I haven't blogged much lately, but that doesn't mean I haven't been thinking about blogging and aviation in general. Someone has to post non-technical aviation stuff of interest to wive don't they?
The bill making it's way through Congress to require all airline pilots to have an ATP rating and 1500 hours, for instance. With all of the aviation blogs I follow (about 12 pilots and 28 wives- I use google reader, I don't actually have to check all these every day...), only one mentioned the bill and that was only a one line reference. It's kind of a knee jerk reaction to the very publicized accidents this past year. This bill is going to have a major impact on upcoming new pilots and the pilot mills that crank them out. As well as the costs to the airlines of having to get their guys trained. It has the potential to effect A if he is not able to return to work for another year. What happens if he doesn't meet the hours or training requirement in time because he's been disabled? Does he lose his job because the airlines have to have everyone trained by a certain date? It remains to be seen if the bill will pass.
There were two WTF incidents this week. The well publicized missing the airport by 150 miles incident (funny post here re that one) and also a DAL plane that landed on the taxiway instead of the runway in ATL. Seriously? I could see this happening at a new outstation, but at the hub? The airport they probably fly in and out of most frequently? How do you explain that one? Way to enhance the dependable, professional, well-trained image.

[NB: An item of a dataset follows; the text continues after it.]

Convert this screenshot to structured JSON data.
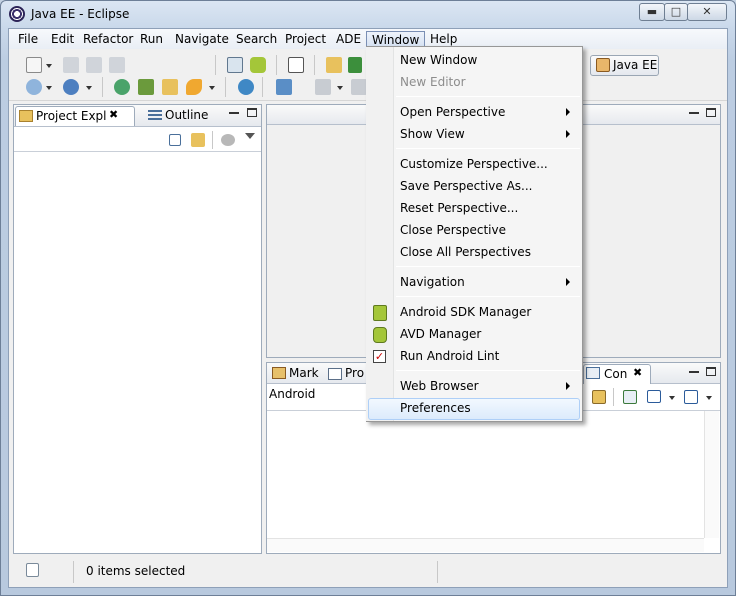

On a positive note, I've been in contact with the committee chair of our company Critical Incident Response Program (henceforth known as CIRP). I asked two questions that have been pestering me for a while and got responses to both.
My first question was whether there was a role for wives to volunteer with any of the committees within the pilot group. I have an interest in the CIRP group and also having wrangled my way though the long term disability issues, the LTD committee. I was told that wives were welcome to attend the CIRP training (that conveniently was held the week prior to my asking about it, damn) and that currently there was one spouse certified. Hopefully I'll be able to join that committee in the future.
My second question has been burning since A's own technical malfunction a few years ago. What gets communicated to a spouse if there has been a major incident? How does she find out? What happens next? I was told that the airline notifies the wife and then the CIRP committee steps in. They have a checklist of things to be done in the week following an incident. There is no manual or anything though. I had asked the gentleman if the CIRP committee had ever considered putting out a flyer or electronic resource for wives about what would happen in the event of an accident. I even volunteered to help make it. My request was based not only on my own experience but also on the fact that when I asked everyone I knew what was supposed to happen, not a single person knew beyond a vague "well I guess the company would notify me...". Wouldn't all wives feel a touch more relaxed knowing what to expect in the event of an emergency? And hasn't research shown that the happier a wife is leads to less stress a pilot has which leads to being more able to concentrate on flying (hint, the answer is yes, I have the research to prove it...). And really? How hard is it to make a flyer? I even told him (which may not have been well received since I have yet to hear back from him) that the next time he was in the crewroom he should take an informal pool of how many pilots knew who would notify their wives and what would happen during a critical incident and how many of their spouses also knew that info. I'm betting the percentage is low. Do you know what would happen in the event of an accident? Does your spouse/partner? We'll see where this all leads.
I'm also working up an email to ALPA (the largest pilot union) to request that they do an article on pilots, depression, and the FAA access to medical and mental health records. Based on some of the responses to my post about pilots and depression, there needs to be some clarification around those issues. Hopefully I'll get around to that this week. It's on my endless to do list...
For those of you who are academically inclined, I found two books about pilots that might be interesting. Both have small bits of info about wives and families as well. Anxiety At 35,000 Feet by Robert Bor is about clinical aerospace psychology and the mental health of pilots. Pilots Under Stress by Stephan Sloan and CL Cooper is a comprehensive write up of an extensive survey done of British pilots in the mid eighties. The pilot wives article I wrote about was actually piece of this study. It covers spouses and family lives a bit more in depth. I'm working on reading both of these in my "free time".
I think that's all the aviation news I've stored up to comment about.